Many yellow and green vegetables are good sources of Lutein and Zeaxanthin, phytochemicals that accumulate in the eyes and help prevent age-related macular degeneration, a leading cause of blindness in older people. Leafy greens are also rich in beta carotene.
CHLOROPHYLL colors green fruits and vegetables. In our system, the green foods represented those foods rich in isothiocyanates, which induce enzymes in the liver that assist the body in removing potentially carcinogenic compounds.
Cruciferous veggies such as broccoli and cabbage contain the phytochemicals indoles and isothiocyanates, which may have anticancer properties.
Green vegetables are excellent sources of vitamin K, folic acid, potassium, as well as carotenoids and omega-3 fatty acids.
Folic acid is needed to prevent neural tube defects during pregnancy, and vitamin K is essential in blood clot formation. Diets high in potassium are associated with lowering blood pressure, and there is an inverse relationship between cruciferous vegetables and cancer, especially colon and bladder cancers.
Alpha and beta carotene make foods like carrots and sweet potatoes so brilliantly orange. The body converts these compounds into the active form of vitamin A, which helps keep your eyes, bones and immune system healthy. These phytochemicals also operate as antioxidants, sweeping up disease-promoting free radicals.
Orange fruits and vegetables may also play a part in preventing cancer, particularly of the lung, esophagus, and stomach.
Red foods, such as tomatoes and watermelon, contain Lycopene, a phytochemical that may help protect against prostate and breast cancers.

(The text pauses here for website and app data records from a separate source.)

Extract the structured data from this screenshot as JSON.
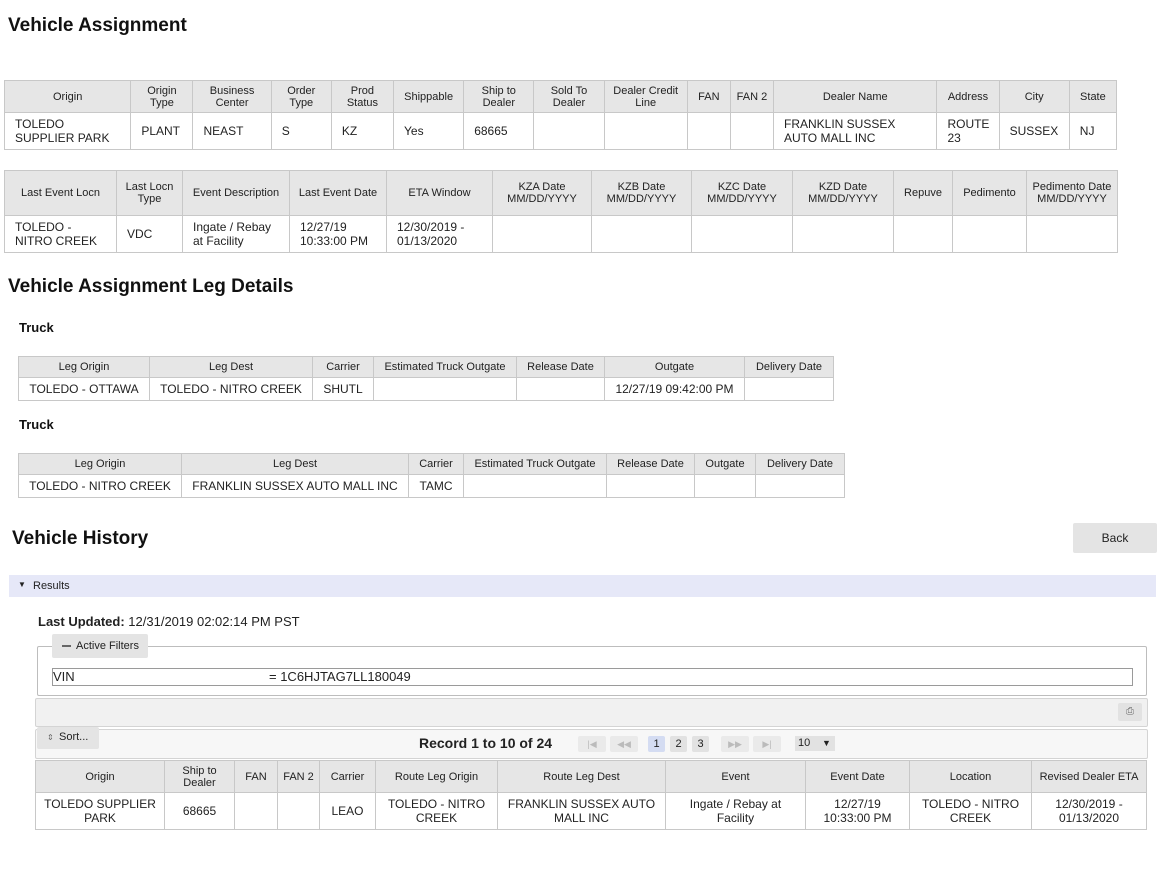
{
  "page": {
    "title": "Vehicle Assignment",
    "leg_title": "Vehicle Assignment Leg Details",
    "history_title": "Vehicle History",
    "back_label": "Back"
  },
  "assignment_table1": {
    "headers": [
      "Origin",
      "Origin Type",
      "Business Center",
      "Order Type",
      "Prod Status",
      "Shippable",
      "Ship to Dealer",
      "Sold To Dealer",
      "Dealer Credit Line",
      "FAN",
      "FAN 2",
      "Dealer Name",
      "Address",
      "City",
      "State"
    ],
    "row": [
      "TOLEDO SUPPLIER PARK",
      "PLANT",
      "NEAST",
      "S",
      "KZ",
      "Yes",
      "68665",
      "",
      "",
      "",
      "",
      "FRANKLIN SUSSEX AUTO MALL INC",
      "ROUTE 23",
      "SUSSEX",
      "NJ"
    ]
  },
  "assignment_table2": {
    "headers": [
      "Last Event Locn",
      "Last Locn Type",
      "Event Description",
      "Last Event Date",
      "ETA Window",
      "KZA Date MM/DD/YYYY",
      "KZB Date MM/DD/YYYY",
      "KZC Date MM/DD/YYYY",
      "KZD Date MM/DD/YYYY",
      "Repuve",
      "Pedimento",
      "Pedimento Date MM/DD/YYYY"
    ],
    "row": [
      "TOLEDO - NITRO CREEK",
      "VDC",
      "Ingate / Rebay at Facility",
      "12/27/19 10:33:00 PM",
      "12/30/2019 - 01/13/2020",
      "",
      "",
      "",
      "",
      "",
      "",
      ""
    ]
  },
  "legs": [
    {
      "label": "Truck",
      "headers": [
        "Leg Origin",
        "Leg Dest",
        "Carrier",
        "Estimated Truck Outgate",
        "Release Date",
        "Outgate",
        "Delivery Date"
      ],
      "row": [
        "TOLEDO - OTTAWA",
        "TOLEDO - NITRO CREEK",
        "SHUTL",
        "",
        "",
        "12/27/19 09:42:00 PM",
        ""
      ]
    },
    {
      "label": "Truck",
      "headers": [
        "Leg Origin",
        "Leg Dest",
        "Carrier",
        "Estimated Truck Outgate",
        "Release Date",
        "Outgate",
        "Delivery Date"
      ],
      "row": [
        "TOLEDO - NITRO CREEK",
        "FRANKLIN SUSSEX AUTO MALL INC",
        "TAMC",
        "",
        "",
        "",
        ""
      ]
    }
  ],
  "history": {
    "results_label": "Results",
    "last_updated_label": "Last Updated:",
    "last_updated_value": "12/31/2019 02:02:14 PM PST",
    "active_filters_label": "Active Filters",
    "filter_key": "VIN",
    "filter_value": "= 1C6HJTAG7LL180049",
    "sort_label": "Sort...",
    "record_text": "Record 1 to 10 of 24",
    "pages": [
      "1",
      "2",
      "3"
    ],
    "page_size": "10",
    "nav": {
      "first": "|◀",
      "prev": "◀◀",
      "next": "▶▶",
      "last": "▶|"
    },
    "headers": [
      "Origin",
      "Ship to Dealer",
      "FAN",
      "FAN 2",
      "Carrier",
      "Route Leg Origin",
      "Route Leg Dest",
      "Event",
      "Event Date",
      "Location",
      "Revised Dealer ETA"
    ],
    "row": [
      "TOLEDO SUPPLIER PARK",
      "68665",
      "",
      "",
      "LEAO",
      "TOLEDO - NITRO CREEK",
      "FRANKLIN SUSSEX AUTO MALL INC",
      "Ingate / Rebay at Facility",
      "12/27/19 10:33:00 PM",
      "TOLEDO - NITRO CREEK",
      "12/30/2019 - 01/13/2020"
    ]
  }
}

Vitamin C and Folic Acid, red fruits and vegetables are also sources of flavonoids, which reduce inflammation and have antioxidant properties. Cranberries, another red fruit [whose color is due to anthocyanins, not lycopene], are also a good source of tannins, which prevent bacteria from attaching to cells.
BrightFocus is one of America's leading supporters of basic scientific investigations to better understand and find cures for Alzheimer's disease, age-related macular degeneration, and glaucoma.
Since 1973, we have awarded more than $163 million1 to scientists seeking new approaches to prevention, diagnosis, and treatment of our target diseases. These grants have supported more than 1,300 innovative projects and an estimated 4,000 scientists who have dedicated their careers to groundbreaking research.
Our funding has enabled promising researchers—talented scientists at universities, hospitals, and medical centers worldwide—to make significant discoveries about these diseases. To date, two have gone on to win Nobel prizes.
We are currently supporting a total of 156 research grants:
For more information about the work BrightFocus is doing to find cures for Alzheimer's, Macular Degeneration and Glaucoma, go to BrightFocus Foundation.